To further complicate matters, integral membrane proteins are inserted into the lipid bilayer by a cotranslational process in which the nascent peptide strand is threaded through the translocon in the ER (or bacterial plasma) membrane for then to fold into an α-helix and, eventually, exit laterally to the bilayer to become a bilayer-spanning segment. Key “decisions” in this process may take place in an environment with physico-chemical properties very different from those of the bilayer hydrophobic core. It therefore is not obvious whether the energetic considerations pertaining to the biosynthetic bilayer insertion would be identical to the energetic considerations pertaining to membrane protein conformational changes or other posttranslational/insertion events. In this series of Perspectives, Gunnar von Heijne describes an elegant approach to determine a “biological” hydrophobicity scale that underlies the events in the translocon. Then Richard Wolfenden and Stephen H. White each summarize different approaches to establish “physico-chemical” hydrophobicity scales. Finally, D. Peter Tieleman and colleagues summarize insights derived from computer simulations on amino acid side chain analogues.

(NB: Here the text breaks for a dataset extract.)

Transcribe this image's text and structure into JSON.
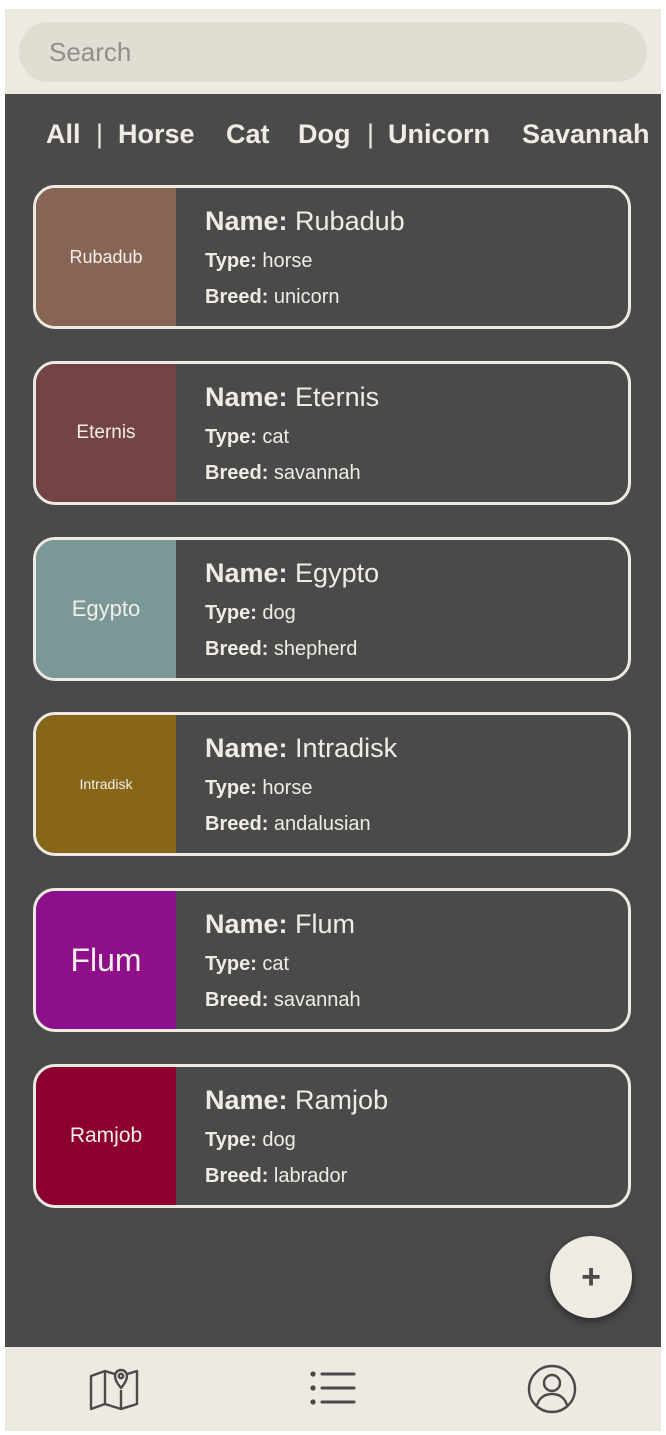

Letters to the editor related to these Perspectives will be published in the August 2007 issue of the Journal of General Physiology. Letters to the editor should be received no later than Monday, June 25, 2007, in order to allow for editorial review. The letters may be no longer than two printed pages (approximately six double-spaced pages) and will be subject to editorial review. They may contain no more than one figure, no more than 15 references, and no significant references to unpublished work. Letters should be prepared according to the Journal's instructions and can be submitted electronically at www.jgp.org, or as an e-mail attachment to email@example.com.